>>

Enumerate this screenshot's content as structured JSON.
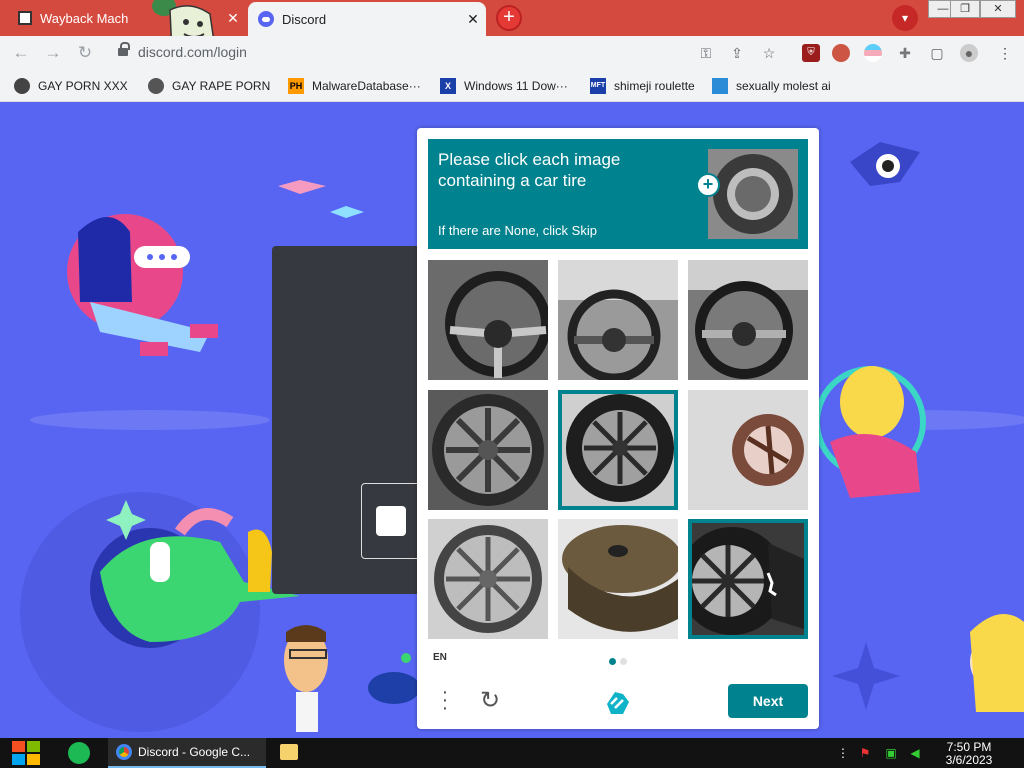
{
  "tabs": [
    {
      "title": "Wayback Mach",
      "close": "✕"
    },
    {
      "title": "Discord",
      "close": "✕"
    }
  ],
  "new_tab_symbol": "+",
  "address": {
    "url": "discord.com/login"
  },
  "bookmarks": [
    {
      "label": "GAY PORN XXX",
      "icon": "gear-icon"
    },
    {
      "label": "GAY RAPE PORN",
      "icon": "globe-icon"
    },
    {
      "label": "MalwareDatabase···",
      "icon": "ph-icon",
      "icon_text": "PH"
    },
    {
      "label": "Windows 11 Dow···",
      "icon": "x-icon",
      "icon_text": "X"
    },
    {
      "label": "shimeji roulette",
      "icon": "mft-icon",
      "icon_text": "MFT"
    },
    {
      "label": "sexually molest ai",
      "icon": "doc-icon"
    }
  ],
  "captcha": {
    "prompt": "Please click each image containing a car tire",
    "subtext": "If there are None, click Skip",
    "language": "EN",
    "next_label": "Next",
    "accent_color": "#00838f",
    "tiles": [
      {
        "content": "steering-wheel",
        "selected": false
      },
      {
        "content": "steering-wheel",
        "selected": false
      },
      {
        "content": "steering-wheel",
        "selected": false
      },
      {
        "content": "car-wheel",
        "selected": false
      },
      {
        "content": "car-wheel",
        "selected": true
      },
      {
        "content": "blurred-wheel",
        "selected": false
      },
      {
        "content": "car-wheel",
        "selected": false
      },
      {
        "content": "spool",
        "selected": false
      },
      {
        "content": "car-tire",
        "selected": true
      }
    ]
  },
  "taskbar": {
    "app_label": "Discord - Google C...",
    "time": "7:50 PM",
    "date": "3/6/2023"
  },
  "colors": {
    "page_background": "#5865f2",
    "tab_bar": "#d54a3f"
  }
}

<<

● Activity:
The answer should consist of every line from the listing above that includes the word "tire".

● Task result:
    "prompt": "Please click each image containing a car tire",
        "content": "car-tire",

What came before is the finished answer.